[Items from an interface collection]
━━━━━━━━

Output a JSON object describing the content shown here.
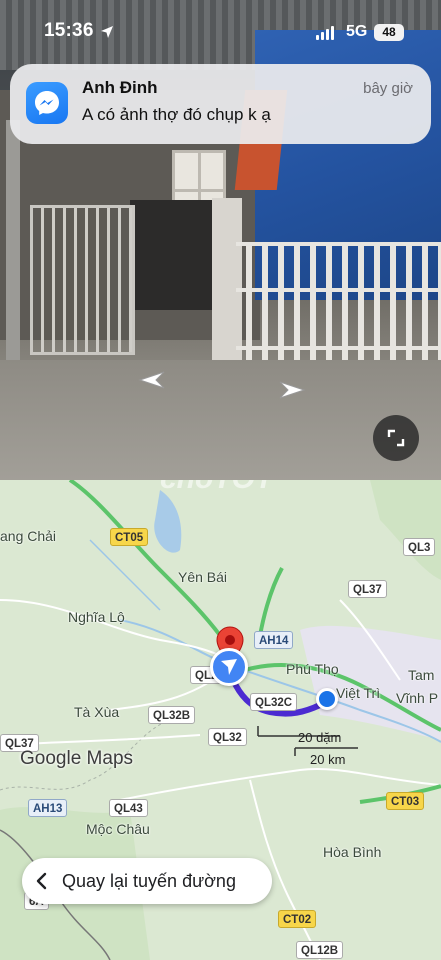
{
  "status_bar": {
    "time": "15:36",
    "network": "5G",
    "battery": "48"
  },
  "notification": {
    "app_icon": "messenger-icon",
    "sender": "Anh Đinh",
    "time": "bây giờ",
    "message": "A có ảnh thợ đó chụp k ạ"
  },
  "watermark": "choTỐT",
  "map": {
    "places": {
      "mu_cang_chai": "ang Chải",
      "yen_bai": "Yên Bái",
      "nghia_lo": "Nghĩa Lộ",
      "phu_tho": "Phú Thọ",
      "tam_dao": "Tam",
      "viet_tri": "Việt Trì",
      "vinh_phuc": "Vĩnh P",
      "ta_xua": "Tà Xùa",
      "moc_chau": "Mộc Châu",
      "hoa_binh": "Hòa Bình"
    },
    "roads": {
      "ct05": "CT05",
      "ql3": "QL3",
      "ql37_right": "QL37",
      "ah14": "AH14",
      "ql2": "QL2",
      "ql32c": "QL32C",
      "ql32b": "QL32B",
      "ql32": "QL32",
      "ql37_left": "QL37",
      "ah13": "AH13",
      "ql43": "QL43",
      "ct03": "CT03",
      "ct02": "CT02",
      "ql12b": "QL12B",
      "ql6": "6A"
    },
    "logo": "Google Maps",
    "scale_imperial": "20 dặm",
    "scale_metric": "20 km",
    "reroute_label": "Quay lại tuyến đường"
  },
  "colors": {
    "route": "#4b2bd1",
    "highway": "#5cc46a",
    "map_bg": "#dbe8d2",
    "messenger": "#1877f2"
  }
}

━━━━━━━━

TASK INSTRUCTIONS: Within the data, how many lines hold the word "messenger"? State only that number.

ANSWER AREA: 2